Meadows attempts to spread his disease to Democrats


And they need to run like scalded dogs:

In a bid to help shape and build support for the tax package, the North Carolina Republican has been reaching across the aisle to a handful of moderate Democrats, he told The Hill in an interview. The outreach includes Rep. John Delaney (Md.), who has said he's running for president in 2020, and Rep. John Garamendi, the former California insurance commissioner and lieutenant governor.

Meadows's top ally, former Freedom Caucus chairman Jim Jordan (R-Ohio), has taken part in many of those informal, bipartisan discussions. A number of skeptical, moderate Republicans could peel off from the GOP tax-reform bill, so Meadows and Jordan are looking to make up for those losses with Democratic votes.

Oh, hell no. If those Democrats truly are interested in coming up with some bi-partisan approach that will give them some leverage on this issue, they need to deal with a genuine moderate Republican (if they can find one) and not a Tea-Party megalomaniac like Mark Meadows. Seriously, this dude would shut down government and throw us into another deep recession if he thought it would give him half a point in the polls and an extra five minutes in front of a camera. And while this idea might look good on paper:

The other bill, co-authored by Freedom Caucus Rep. Ted Yoho (R-Fla.), would allow U.S. multinational corporations to bring back, or repatriate, their earnings at a mandatory, one-time tax of 8.75 percent - a discount on the current 35 percent rate and deferral option.

"What I've said is: If tax reform included infrastructure, there's the basis for starting to have a conversation with Democrats," Delaney told The Hill on Thursday. "A large-scale bipartisan bill creates a pathway for money to come back overseas as a part of building infrastructure. And Jim [Jordan] was a co-sponsor. So that's the nexus."

That "great deal" represents hundreds of billions *not* collected in owed taxes, but it will also likely fail to generate many (or any) new employment opportunities for American workers. How do I know? Because we tried this before under Bush II:

In the 2004 case, 9,700 companies were eligible to take part in a tax holiday that would bring the overseas cash back at a rate of 5.25 percent, well below the 35 percent rate for profits earned abroad.

Of that group, 843 companies participated. They brought home $312 billion in qualified earnings, or about one-third of the total cash held overseas, according to the CRS. That translated into total deductions of $265 billion.

From 2005 to 2006, Pfizer, which repatriated $37 billion, slashed 10,000 jobs.
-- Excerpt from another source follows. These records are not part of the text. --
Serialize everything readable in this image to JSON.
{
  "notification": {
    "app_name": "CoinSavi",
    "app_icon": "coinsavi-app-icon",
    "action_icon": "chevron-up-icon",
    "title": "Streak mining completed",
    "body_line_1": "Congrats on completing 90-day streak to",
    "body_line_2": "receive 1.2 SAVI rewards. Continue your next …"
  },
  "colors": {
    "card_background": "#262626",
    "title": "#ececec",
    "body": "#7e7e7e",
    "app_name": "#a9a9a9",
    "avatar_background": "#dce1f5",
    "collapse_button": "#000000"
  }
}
Merck, which brought back $15.9 billion, cut 7,000 jobs, and HP pared its employment rolls by 14,500 after repatriating $14.5 billion.

Most of the money went to repairing balance sheets and rewarding shareholders, according to the CRS. According to one study cited, as much as 91 cents on the dollar went to share repurchases, even though that, along with compensation increases, was expressly prohibited by Congress.

Prohibited uses for the cash weren't easy to track because the money ended up being commingled with other corporate funds.

Get that? Republicans are trying to use this repatriation thing as a carrot, that it will replace revenue dollars they're giving to their wealthy overlords. When in fact, it's just more of the same. The only thing more disgusting than their habit of recycling these bad ideas every decade or so is the fact so many people fall for the scams, over and over again.



Pure speculation on my part,

but between 2004 and 2006 a lot of those same corporations were also taking part in the Prime Mortgage fiasco that brought about the Recession. Freed from regulations that used to prohibit such activities, these corporations tried to "enhance" their retirement portfolios by buying 1,000 mortgage contract "tranches," which had been built by increasingly risky home loans. At one time, General Motors actually owned several entire communities in places like Baton Rouge, that would see a future foreclosure rate of 35% or more.

The truth is, when these companies do get their hands on big piles of money, they rarely invest it in building said company, it's just pissed away or pocketed.